Wind Power and Reliable Power


I am troubled by the aggressive deployment of industrial scale wind turbines around me. And after reading the numerous papers and presentations from IESO and related groups I get the feeling that the folks responsible for the integrity of our electric grid are too. But since there is a political mandate to shove this stuff out there they can only keep their heads down and manage as best they can.

I am not opposed to green energy — far from it. I am depressed that there is so little being done to encourage its deployment here, except at the industrial scale. Seems we just cannot get away from big institutions (and private profits). Guess that is what capitalism is all about anyhow. Unlike many parts of the world (and just a few miles from here across the Canada-US border) Ontario does not encourage deployment of private power solutions — quite the reverse. Not only will the increased ‘value’ of the property be taxed but distributors seem to charge a ‘stupid tax’ making the costs of equipment far higher that they are just a short distance away (the project studies in ‘HomePower’ have been most interesting). It does not take a genius to work out that the marginal cost of providing a kilowatt at point of use is much less than from a great distance away.

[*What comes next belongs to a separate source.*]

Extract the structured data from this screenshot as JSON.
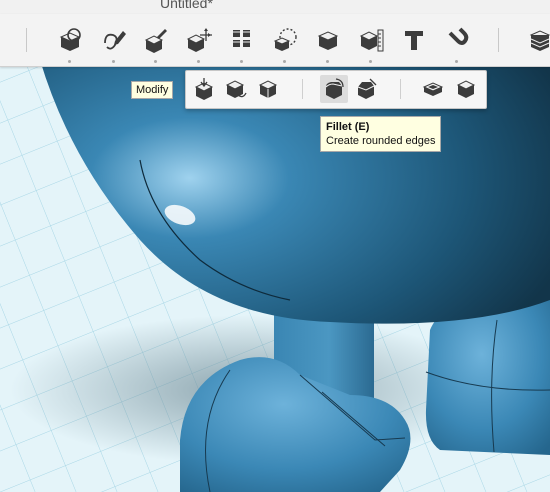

If I were to install a wind turbine for electric power one of the points of concern would be how to isolate the sensitive equipment in the house from the fluctuations in power output due to variations in wind. The usual approach is to buffer the output with a battery bank to smooth things out and sustain my power needs when the wind drops. The wind and our power needs are rarely matched so I would expect the batteries to get a pretty good workout.

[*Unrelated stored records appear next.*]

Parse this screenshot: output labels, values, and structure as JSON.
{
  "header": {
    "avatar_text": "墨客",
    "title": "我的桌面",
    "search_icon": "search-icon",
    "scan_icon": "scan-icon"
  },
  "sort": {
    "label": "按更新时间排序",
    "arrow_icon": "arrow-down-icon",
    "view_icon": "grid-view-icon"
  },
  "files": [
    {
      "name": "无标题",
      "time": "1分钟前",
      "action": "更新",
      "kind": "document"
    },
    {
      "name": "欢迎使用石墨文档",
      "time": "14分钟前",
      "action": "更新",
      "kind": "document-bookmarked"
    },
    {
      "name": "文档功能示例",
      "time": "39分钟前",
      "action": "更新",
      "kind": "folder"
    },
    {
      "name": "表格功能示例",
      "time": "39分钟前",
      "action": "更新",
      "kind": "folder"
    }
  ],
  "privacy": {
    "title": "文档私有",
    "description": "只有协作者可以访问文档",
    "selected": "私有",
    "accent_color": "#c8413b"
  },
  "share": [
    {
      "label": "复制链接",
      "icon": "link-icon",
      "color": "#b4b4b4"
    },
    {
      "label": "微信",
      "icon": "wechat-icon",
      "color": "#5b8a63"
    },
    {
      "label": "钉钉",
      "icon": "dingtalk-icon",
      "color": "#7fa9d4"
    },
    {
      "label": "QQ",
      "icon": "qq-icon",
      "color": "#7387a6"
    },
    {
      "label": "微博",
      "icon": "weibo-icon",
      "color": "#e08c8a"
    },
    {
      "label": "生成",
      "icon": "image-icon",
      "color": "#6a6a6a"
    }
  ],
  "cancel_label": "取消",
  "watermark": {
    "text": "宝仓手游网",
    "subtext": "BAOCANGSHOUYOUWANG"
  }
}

Or I suppose I could take the industrial approach and run the turbine unbuffered and pull any mismatch from the grid. I am sure someone makes a controller that can switch fast enough for our modest needs (a few kw). The cable from the power pole is big enough (it supports all our needs now) so this would probably work.

What I am curious about is how well it will work on a province-wide scale? The power output from the wind farms is published — and one can see (as did Energy Probe) that there are times when the wind dies all across the province simultaneously. While the power contribution of unbuffered wind is small this is probably just an annoyance. But what happens when the contribution is large? I am aware that even gas turbines take time to spin up and if overstressed tend to be not too graceful. And though not a power engineer I am not unaware of the delicate balance of supply and consumption that keeps our grid from collapsing (as it did a few years ago). So what happens when a big chunk of the electrical supply just goes away abruptly? Is the dirty secret of the green power rollout that the combustion processes have to keep running quietly in the background? (So no real savings in green house gases.) Or are we just playing craps with our economy, hoping that when the wind fails there will not be much going on so no one will notice? Even more to the point, can we afford to take that risk?

Advertisements

Leave a Reply

Fill in your details below or click an icon to log in:

WordPress.com Logo

You are commenting using your WordPress.com account. Log Out / Change )

Twitter picture

You are commenting using your Twitter account. Log Out / Change )

Facebook photo

You are commenting using your Facebook account. Log Out / Change )

Google+ photo

You are commenting using your Google+ account. Log Out / Change )

Connecting to %s